* **PROBLEM DETAILS**: Would you write out all of the records that follow, exactly as they stand?

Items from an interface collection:
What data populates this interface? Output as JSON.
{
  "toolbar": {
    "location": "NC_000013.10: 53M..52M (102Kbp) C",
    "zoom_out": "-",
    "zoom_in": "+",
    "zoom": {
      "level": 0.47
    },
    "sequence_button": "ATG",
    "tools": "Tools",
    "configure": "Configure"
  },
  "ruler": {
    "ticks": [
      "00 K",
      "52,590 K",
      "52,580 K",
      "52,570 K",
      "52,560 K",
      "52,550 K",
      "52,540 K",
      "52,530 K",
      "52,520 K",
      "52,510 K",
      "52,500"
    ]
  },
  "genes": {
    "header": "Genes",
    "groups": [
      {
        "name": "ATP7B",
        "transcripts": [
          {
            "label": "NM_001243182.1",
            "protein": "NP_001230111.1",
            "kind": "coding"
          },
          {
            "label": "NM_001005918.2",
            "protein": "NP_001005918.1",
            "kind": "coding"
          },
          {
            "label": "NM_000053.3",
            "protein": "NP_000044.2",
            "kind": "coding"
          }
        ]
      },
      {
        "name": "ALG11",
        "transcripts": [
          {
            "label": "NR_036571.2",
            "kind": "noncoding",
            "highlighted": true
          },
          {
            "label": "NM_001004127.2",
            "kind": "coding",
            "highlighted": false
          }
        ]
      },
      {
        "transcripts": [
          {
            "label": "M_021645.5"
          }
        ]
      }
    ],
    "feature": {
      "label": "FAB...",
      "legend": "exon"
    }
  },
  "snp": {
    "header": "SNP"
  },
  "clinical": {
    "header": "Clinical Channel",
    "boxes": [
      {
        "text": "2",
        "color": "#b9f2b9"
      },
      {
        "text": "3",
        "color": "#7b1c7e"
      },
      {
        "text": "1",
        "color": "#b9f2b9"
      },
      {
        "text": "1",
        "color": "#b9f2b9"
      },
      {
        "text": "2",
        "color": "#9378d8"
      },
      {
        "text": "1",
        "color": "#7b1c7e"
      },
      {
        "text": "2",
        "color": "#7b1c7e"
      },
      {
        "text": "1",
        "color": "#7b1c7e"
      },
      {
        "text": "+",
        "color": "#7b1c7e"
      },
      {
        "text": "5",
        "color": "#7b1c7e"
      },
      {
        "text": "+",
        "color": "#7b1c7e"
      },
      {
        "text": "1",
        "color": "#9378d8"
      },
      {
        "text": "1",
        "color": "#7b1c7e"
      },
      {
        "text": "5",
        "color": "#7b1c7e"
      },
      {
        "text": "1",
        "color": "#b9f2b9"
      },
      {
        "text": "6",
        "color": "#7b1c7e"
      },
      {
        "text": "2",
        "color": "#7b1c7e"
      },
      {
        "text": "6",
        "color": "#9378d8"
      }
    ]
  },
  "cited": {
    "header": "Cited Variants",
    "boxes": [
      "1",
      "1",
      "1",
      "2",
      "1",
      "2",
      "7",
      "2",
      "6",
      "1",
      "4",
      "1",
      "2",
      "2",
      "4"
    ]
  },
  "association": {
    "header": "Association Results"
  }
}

* **RESULT**:
What data populates this interface? Output as JSON.
{
  "toolbar": {
    "location": "NC_000013.10: 53M..52M (102Kbp) C",
    "zoom_out": "-",
    "zoom_in": "+",
    "zoom": {
      "level": 0.47
    },
    "sequence_button": "ATG",
    "tools": "Tools",
    "configure": "Configure"
  },
  "ruler": {
    "ticks": [
      "00 K",
      "52,590 K",
      "52,580 K",
      "52,570 K",
      "52,560 K",
      "52,550 K",
      "52,540 K",
      "52,530 K",
      "52,520 K",
      "52,510 K",
      "52,500"
    ]
  },
  "genes": {
    "header": "Genes",
    "groups": [
      {
        "name": "ATP7B",
        "transcripts": [
          {
            "label": "NM_001243182.1",
            "protein": "NP_001230111.1",
            "kind": "coding"
          },
          {
            "label": "NM_001005918.2",
            "protein": "NP_001005918.1",
            "kind": "coding"
          },
          {
            "label": "NM_000053.3",
            "protein": "NP_000044.2",
            "kind": "coding"
          }
        ]
      },
      {
        "name": "ALG11",
        "transcripts": [
          {
            "label": "NR_036571.2",
            "kind": "noncoding",
            "highlighted": true
          },
          {
            "label": "NM_001004127.2",
            "kind": "coding",
            "highlighted": false
          }
        ]
      },
      {
        "transcripts": [
          {
            "label": "M_021645.5"
          }
        ]
      }
    ],
    "feature": {
      "label": "FAB...",
      "legend": "exon"
    }
  },
  "snp": {
    "header": "SNP"
  },
  "clinical": {
    "header": "Clinical Channel",
    "boxes": [
      {
        "text": "2",
        "color": "#b9f2b9"
      },
      {
        "text": "3",
        "color": "#7b1c7e"
      },
      {
        "text": "1",
        "color": "#b9f2b9"
      },
      {
        "text": "1",
        "color": "#b9f2b9"
      },
      {
        "text": "2",
        "color": "#9378d8"
      },
      {
        "text": "1",
        "color": "#7b1c7e"
      },
      {
        "text": "2",
        "color": "#7b1c7e"
      },
      {
        "text": "1",
        "color": "#7b1c7e"
      },
      {
        "text": "+",
        "color": "#7b1c7e"
      },
      {
        "text": "5",
        "color": "#7b1c7e"
      },
      {
        "text": "+",
        "color": "#7b1c7e"
      },
      {
        "text": "1",
        "color": "#9378d8"
      },
      {
        "text": "1",
        "color": "#7b1c7e"
      },
      {
        "text": "5",
        "color": "#7b1c7e"
      },
      {
        "text": "1",
        "color": "#b9f2b9"
      },
      {
        "text": "6",
        "color": "#7b1c7e"
      },
      {
        "text": "2",
        "color": "#7b1c7e"
      },
      {
        "text": "6",
        "color": "#9378d8"
      }
    ]
  },
  "cited": {
    "header": "Cited Variants",
    "boxes": [
      "1",
      "1",
      "1",
      "2",
      "1",
      "2",
      "7",
      "2",
      "6",
      "1",
      "4",
      "1",
      "2",
      "2",
      "4"
    ]
  },
  "association": {
    "header": "Association Results"
  }
}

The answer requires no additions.